Calen Smith, first-year neuroscience major, won first prize; Ian Troost, sophomore and ASW.Clubs president won second; and Vega, a vocal performance major, won third place and was named Ms. Congeniality.
Another aspect of this year’s pageant was the talent portion. Smith, first-place winner, said he has a fear of public speaking but performed stand-up comedy in front of the large crowd. Vega, who has been studying classical voice since she was nine years old, sang an aria from the opera “Don Pasquale.”
Despite Mr. Westminster’s set up as a pageant, participants said the event was laid back.
“I got to know everybody at the pageant really well, so I had like 11 people that I was good friends with there, and they were all freaking out about the same things as me,” Smith said. “So, we were in it together.”
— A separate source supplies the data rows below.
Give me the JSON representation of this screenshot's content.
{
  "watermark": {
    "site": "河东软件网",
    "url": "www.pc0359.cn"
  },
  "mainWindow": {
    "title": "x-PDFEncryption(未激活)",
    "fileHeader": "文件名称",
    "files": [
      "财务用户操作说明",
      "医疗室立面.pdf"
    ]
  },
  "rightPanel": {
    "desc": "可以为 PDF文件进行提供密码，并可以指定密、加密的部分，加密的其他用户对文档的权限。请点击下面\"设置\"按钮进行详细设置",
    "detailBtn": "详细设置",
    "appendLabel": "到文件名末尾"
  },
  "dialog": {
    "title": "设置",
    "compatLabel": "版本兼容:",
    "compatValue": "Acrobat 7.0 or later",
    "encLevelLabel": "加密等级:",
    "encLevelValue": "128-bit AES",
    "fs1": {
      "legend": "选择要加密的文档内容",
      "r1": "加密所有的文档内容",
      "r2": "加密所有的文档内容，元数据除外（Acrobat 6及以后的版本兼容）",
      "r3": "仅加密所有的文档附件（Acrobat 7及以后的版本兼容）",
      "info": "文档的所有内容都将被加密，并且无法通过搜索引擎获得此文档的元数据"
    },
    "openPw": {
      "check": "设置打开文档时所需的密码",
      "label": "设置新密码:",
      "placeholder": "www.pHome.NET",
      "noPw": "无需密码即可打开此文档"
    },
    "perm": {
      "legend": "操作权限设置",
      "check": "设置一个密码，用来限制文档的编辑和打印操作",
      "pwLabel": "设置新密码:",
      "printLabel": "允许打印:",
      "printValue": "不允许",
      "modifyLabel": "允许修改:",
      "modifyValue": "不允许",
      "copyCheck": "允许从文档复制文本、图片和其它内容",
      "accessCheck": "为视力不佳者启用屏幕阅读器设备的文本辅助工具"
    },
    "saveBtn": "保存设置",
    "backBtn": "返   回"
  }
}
With all the changes, RHA President McDonald said he has seen more positive than negative reactions to this year’s contest, but there has still been minor controversy. A recent post on the Westminster Confessions Facebook page criticized the inclusion of female and non-binary contestants, which created a lot of discussion.
“#3878: As a female I am quite upset about Mr. Westminster,” the anonymous post said. “It was a great fun-filled time. Typically with some good looking men. Now we have women in it. It completely ruins the fun. Feminists suck.”
Vega, the female contestant, said she didn’t face any criticism or negative reactions in person, but she heard about the post from a friend.
“It was just so disappointing to me, really,” Vega said. “Do I consider myself a feminist? Yes. But did I consider what I was doing an act of feminism? No, that was not what was going through my mind.”
She said her fellow competitors were supportive and excited for her to join.
“I’m a huge advocate of being entirely inclusive on it,” said Smith, first-place winner. “I don’t see any reason why it should just be guys.”
RHA President McDonald responded to the anonymous Westminster Confessions Facebook post, saying he was happy to discuss and answer any questions about RHA’s decision but said he never heard a response from the author of the post.
“Mx. Westminster is for everyone, not just Mr. Westminster,” McDonald said. “It’s about saying, ‘Let’s have a good time, let’s put on a show for people and let’s raise money for a good cause.’”